Immediately after core retrieval and freezing of the core top samples, 2-g aliquots of sediment from the core top was added to four 20 mL sterile glass vials (for t1, t2, t3, and t4 timepoints) containing sterile oxygen sensor spots (PreSens Precision Sensing). Oxygen was measured noninvasively using the Fibox (PreSens Precision Sensing) as described previously [53]. The sediment was overlaid with ca. 18 mL of the natural hypoxic bottom water collected in the multicore leaving no air in the headspace, and crimp sealed with gray rubber butyl stoppers. The flasks were incubated on the side and oxygen sensor spots were positioned at the top (to measure oxygen in the overlying seawater) and bottom (to measure oxygen at the base of the sediment) of the flask (see Fig. 5 for a photo of the setup). The flasks were incubated in the dark at 10 °C and taped to the surface of the bench to prevent rolling and mixing of the tube. Each of the four flasks for the timepoints were frozen separately at the respective timepoints t1 (18 h), t2 (3 days), t3 (7 days), and t4 (10 days) immediately at −20 °C. Because the incubation was setup immediately after core retrieval and freezing the core top samples, the frozen core top samples served as the t0 samples for the start of the incubation. RNA extractions, metatranscriptomes, and bioinformatic processing was performed as described above.
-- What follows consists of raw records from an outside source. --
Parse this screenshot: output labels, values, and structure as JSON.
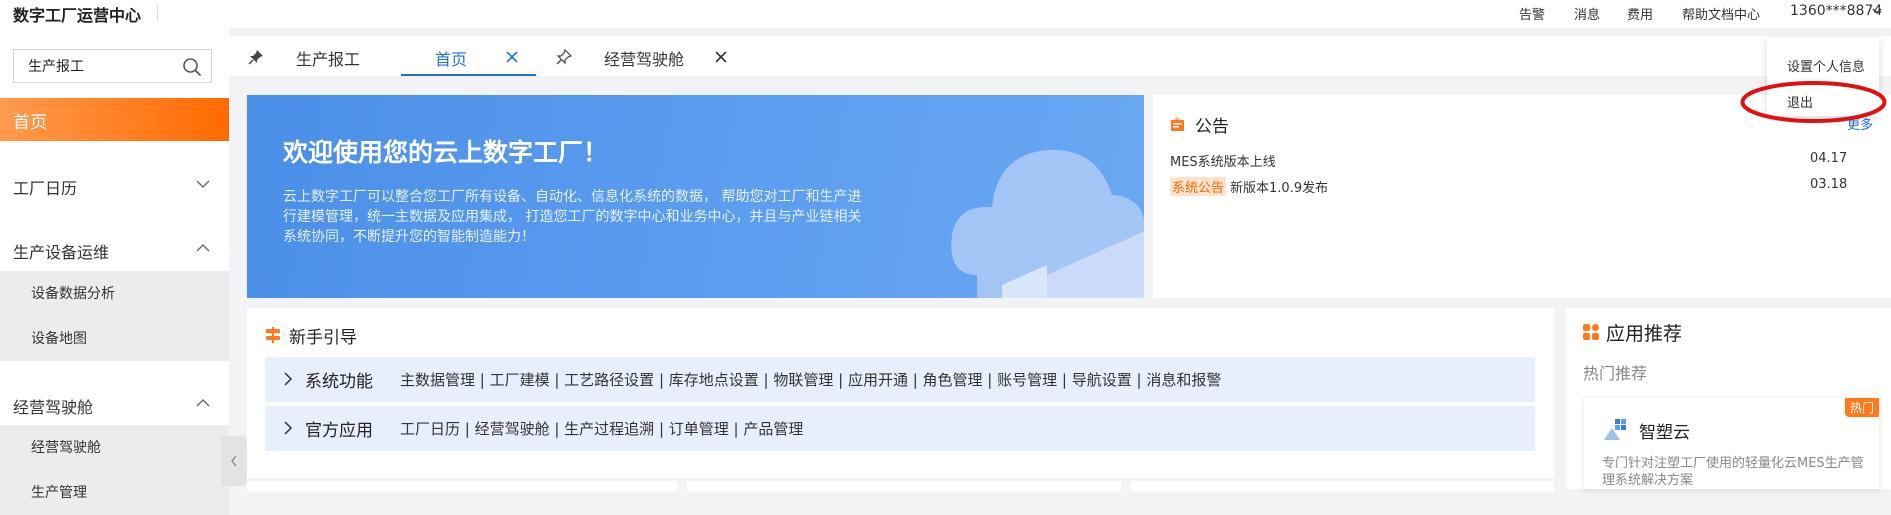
{
  "topbar": {
    "title": "数字工厂运营中心",
    "nav": [
      "告警",
      "消息",
      "费用",
      "帮助文档中心"
    ],
    "user": "1360***8874"
  },
  "sidebar": {
    "search_value": "生产报工",
    "home": "首页",
    "groups": [
      {
        "label": "工厂日历"
      },
      {
        "label": "生产设备运维",
        "items": [
          "设备数据分析",
          "设备地图"
        ]
      },
      {
        "label": "经营驾驶舱",
        "items": [
          "经营驾驶舱",
          "生产管理"
        ]
      }
    ]
  },
  "tabs": [
    {
      "label": "生产报工"
    },
    {
      "label": "首页",
      "active": true
    },
    {
      "label": "经营驾驶舱"
    }
  ],
  "banner": {
    "title": "欢迎使用您的云上数字工厂！",
    "desc": "云上数字工厂可以整合您工厂所有设备、自动化、信息化系统的数据， 帮助您对工厂和生产进行建模管理，统一主数据及应用集成， 打造您工厂的数字中心和业务中心，并且与产业链相关系统协同，不断提升您的智能制造能力！"
  },
  "notice": {
    "title": "公告",
    "more": "更多",
    "rows": [
      {
        "text": "MES系统版本上线",
        "date": "04.17"
      },
      {
        "badge": "系统公告",
        "text": "新版本1.0.9发布",
        "date": "03.18"
      }
    ]
  },
  "dropdown": {
    "items": [
      "设置个人信息",
      "退出"
    ]
  },
  "guide": {
    "title": "新手引导",
    "bands": [
      {
        "name": "系统功能",
        "links": "主数据管理 | 工厂建模 | 工艺路径设置 | 库存地点设置 | 物联管理 | 应用开通 | 角色管理 | 账号管理 | 导航设置 | 消息和报警"
      },
      {
        "name": "官方应用",
        "links": "工厂日历 | 经营驾驶舱 | 生产过程追溯 | 订单管理 | 产品管理"
      }
    ]
  },
  "apps": {
    "title": "应用推荐",
    "subtitle": "热门推荐",
    "card": {
      "hot": "热门",
      "name": "智塑云",
      "desc": "专门针对注塑工厂使用的轻量化云MES生产管理系统解决方案"
    }
  },
  "colors": {
    "accent": "#ff6a00",
    "primary": "#1f6fe5",
    "banner": "#4a8fe8"
  }
}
To identify the likely active foraminifera taxa in the sediments, we searched for foraminiferan 18S rRNA OTUs present within the metatranscriptomes. We performed BLASTn searches (Discontiguous Megablast, e-value 1E−10). As query we used a small custom-made database of complete foraminifera sequences based on Pawlowski et al. [54] and Holzmann and Pawlowski [55]. The resulting OTUs were reciprocally blasted against NCBI’s nr database (Discontiguous Megablast, e-value 1E−10). The two OTUs with highest similarity to Foraminifera 18S rDNA were further used for sequence extensions using a greedy approach. For this, 10 bp on both ends were trimmed from the putative foraminiferan 18S rRNA OTUs to remove possible erroneous bases due to dropping read quality towards the ends of reads. We only extended the OTU fragment matching the last 1000 bp of the foraminiferan 18S rRNA sequences since this is a commonly used foraminifera barcoding region and allows the comparison with a wide diversity of previously barcoded foraminiferan taxa [56]. We performed 20 iterations of greedy extension in GENEIOUS Prime 2019 [57] by mapping trimmed metatranscriptomics reads with TRIMMOMATIC v.0.38 using the default options [58] to the end-trimmed 18S rDNA OTUs. This extended 5′ and 3′ ends of the 18S rRNA OTUs. Both sequences were manually error corrected based on the mapped reads. We carefully and manually proved that read pairs spanned regions of high sequence similarity with other foraminiferans, i.e., highly conserved stem regions of the 18S rRNA. This approach allowed us to unambiguously extend both OTUs to yield the full 18S rRNA barcoding region. These sequences were blasted against the NCBI nr database and showed strong sequence similarity to the benthic foraminifera genera Stainforthia and Bolivina. In order to confirm their taxonomic affiliation and to refine their placement, we established two separate alignment that included 30 sequences of the genus Bolivina [59] on the one hand, and on the other hand 30 sequences of sister genus Stainforthia [60]. The two separate sequence sets were automatically aligned with MAFFT v.7 [61] and a phylogenetic inference was calculated with 1000 nonparametric bootstrapping pseudo replicates based on a BioNJ starting tree using PhyML [62]. The best substitution models were automatically selected using the Smart Model Selection [63] under Akaike Information Criterion and the model GTR + I + G was selected for the Bolivina alignment and the model TN93 + G + I was selected for the Stainforthia alignment. Both trees were visualized using ITOL and are provided in Fig. 3.